Scientists identified a new continent in the Pacific Ocean. The scientists called this eighth continent as Zealandia. The continent is connected to New Zealand. It has gone unnoticed until new research uncovered another continent which was mostly a submerged land mass. As of the moment, the world only recognizes seven continents namely Antartica, Africa, Australia, Europe, Asia, North America and South America.
Zealandia: Earth’s Hidden Continent
A team composed of 11 geologists submitted their research to the Geological Society of America.

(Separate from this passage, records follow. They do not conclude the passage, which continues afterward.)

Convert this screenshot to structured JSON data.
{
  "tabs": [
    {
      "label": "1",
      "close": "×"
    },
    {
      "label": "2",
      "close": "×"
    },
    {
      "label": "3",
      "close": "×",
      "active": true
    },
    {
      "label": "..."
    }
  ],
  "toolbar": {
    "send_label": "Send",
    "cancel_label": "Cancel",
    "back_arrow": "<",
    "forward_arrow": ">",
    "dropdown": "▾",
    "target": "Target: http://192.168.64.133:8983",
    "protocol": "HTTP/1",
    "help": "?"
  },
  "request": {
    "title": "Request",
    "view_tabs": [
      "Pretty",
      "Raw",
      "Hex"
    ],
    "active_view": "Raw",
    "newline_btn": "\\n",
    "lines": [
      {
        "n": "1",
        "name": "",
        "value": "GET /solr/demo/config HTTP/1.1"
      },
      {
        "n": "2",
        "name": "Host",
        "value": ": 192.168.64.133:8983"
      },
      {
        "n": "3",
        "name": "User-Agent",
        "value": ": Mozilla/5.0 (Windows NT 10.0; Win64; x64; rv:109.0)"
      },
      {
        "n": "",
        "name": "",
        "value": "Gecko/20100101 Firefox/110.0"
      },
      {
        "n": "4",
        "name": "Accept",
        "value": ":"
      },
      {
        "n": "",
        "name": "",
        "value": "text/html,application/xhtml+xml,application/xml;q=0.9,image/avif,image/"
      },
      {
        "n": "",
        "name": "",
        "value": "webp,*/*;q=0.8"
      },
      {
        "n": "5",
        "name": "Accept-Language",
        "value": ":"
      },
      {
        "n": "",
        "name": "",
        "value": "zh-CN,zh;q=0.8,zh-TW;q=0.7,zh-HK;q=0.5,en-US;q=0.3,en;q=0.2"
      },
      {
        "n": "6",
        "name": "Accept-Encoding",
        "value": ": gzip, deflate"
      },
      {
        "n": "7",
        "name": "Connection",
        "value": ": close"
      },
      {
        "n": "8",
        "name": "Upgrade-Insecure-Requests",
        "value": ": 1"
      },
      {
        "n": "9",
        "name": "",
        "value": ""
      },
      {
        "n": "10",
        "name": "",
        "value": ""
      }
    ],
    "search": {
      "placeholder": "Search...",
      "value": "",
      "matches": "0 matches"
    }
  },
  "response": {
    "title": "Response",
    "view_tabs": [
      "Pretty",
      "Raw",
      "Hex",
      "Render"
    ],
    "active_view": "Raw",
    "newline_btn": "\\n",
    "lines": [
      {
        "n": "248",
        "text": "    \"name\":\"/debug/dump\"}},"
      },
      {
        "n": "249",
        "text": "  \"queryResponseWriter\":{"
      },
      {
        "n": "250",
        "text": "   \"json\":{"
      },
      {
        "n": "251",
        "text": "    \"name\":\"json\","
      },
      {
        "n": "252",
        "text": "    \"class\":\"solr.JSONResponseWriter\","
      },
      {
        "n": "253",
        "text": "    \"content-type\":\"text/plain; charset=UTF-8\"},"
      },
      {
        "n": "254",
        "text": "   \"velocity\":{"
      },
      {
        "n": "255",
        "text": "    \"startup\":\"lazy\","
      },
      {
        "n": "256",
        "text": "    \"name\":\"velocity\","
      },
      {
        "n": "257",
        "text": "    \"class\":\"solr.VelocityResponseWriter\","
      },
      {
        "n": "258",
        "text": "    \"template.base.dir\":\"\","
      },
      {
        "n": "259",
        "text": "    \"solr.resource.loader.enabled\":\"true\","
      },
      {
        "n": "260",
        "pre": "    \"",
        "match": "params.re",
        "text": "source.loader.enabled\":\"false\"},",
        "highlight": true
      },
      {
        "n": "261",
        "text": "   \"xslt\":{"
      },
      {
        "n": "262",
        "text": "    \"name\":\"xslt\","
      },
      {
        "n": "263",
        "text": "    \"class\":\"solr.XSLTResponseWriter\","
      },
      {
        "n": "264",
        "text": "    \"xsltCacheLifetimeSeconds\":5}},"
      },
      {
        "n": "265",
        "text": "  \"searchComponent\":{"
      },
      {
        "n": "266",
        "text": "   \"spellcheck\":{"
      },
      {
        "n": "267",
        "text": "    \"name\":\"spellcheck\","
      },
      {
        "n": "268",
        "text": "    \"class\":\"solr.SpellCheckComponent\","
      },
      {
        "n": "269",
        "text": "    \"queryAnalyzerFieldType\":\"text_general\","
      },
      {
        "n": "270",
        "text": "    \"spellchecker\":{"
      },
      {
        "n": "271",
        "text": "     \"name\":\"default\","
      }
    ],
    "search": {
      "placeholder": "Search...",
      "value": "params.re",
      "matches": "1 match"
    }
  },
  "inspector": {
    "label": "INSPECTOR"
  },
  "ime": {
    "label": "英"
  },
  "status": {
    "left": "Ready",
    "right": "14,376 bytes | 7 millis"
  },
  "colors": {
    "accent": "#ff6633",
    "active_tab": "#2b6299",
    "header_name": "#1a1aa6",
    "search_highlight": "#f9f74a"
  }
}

The researchers titled the findings as Zealandia: Earth’s Hidden Continent . In the paper, they appealed that the world consider the land mass as the eighth continent.
The continent’s crust thickness ranges from 10 to 30 km, which is roughly the size of India. Some researchers believed that about a 100 million years ago, the land mass broke off from Antartica. Afterwards, it also broke off from Australia, about 80 million years ago.
Several territories including New Zealand and New Caledona are part of the newly discovered 1.9 million-square-mile land mass. It was once part of the ancient super continent Gondwana which broke up about a 100 million years ago.
The 4.9 million-square-kilometer continental crust expanse of Zealandia is 94 percent underwater. Typically, only New Zealand and New Caledonia sit above the water surface. The submerged part of the continent was the result of the late cretaceous crustal thinning before the continent broke up with other huge land mass. Consequently, it also broke up after the consequent isostatic balance. The researchers saw the submerged landmass with the use of an upgraded satellite-based and gravity-map technology.
The location of Zealandia is at the southwestern part of the Pacific Ocean. The submerged continental crust across a large area connected the islands. The continent is the youngest and thinnest continent on the planet.
Does Zealandia meet the requirements of a continent?
Additionally, the researchers stated that the identification of Zealandia as a geological continent correctly represents the geology of the Earth. The findings indicated that Zealandia must be recognized as a continent in its own right rather than a simple collection of fragments and slices of continental islands. The land mass provided a fresher context which will allow to further deepen the investigation of the process of continental rifting, thinning and break up.
Moreover, Zealandia met the criteria of a continent. The elevation above the surrounding area, distinct geology, crust thicker than the regular ocean floor and well-defined area. The study took 20 years to fulfill. Nick Mortimer, the study’s lead author, hopes that the research will garner interest to learn more what is beneath the water surface of New Zealand. For the full text of the report, please click here.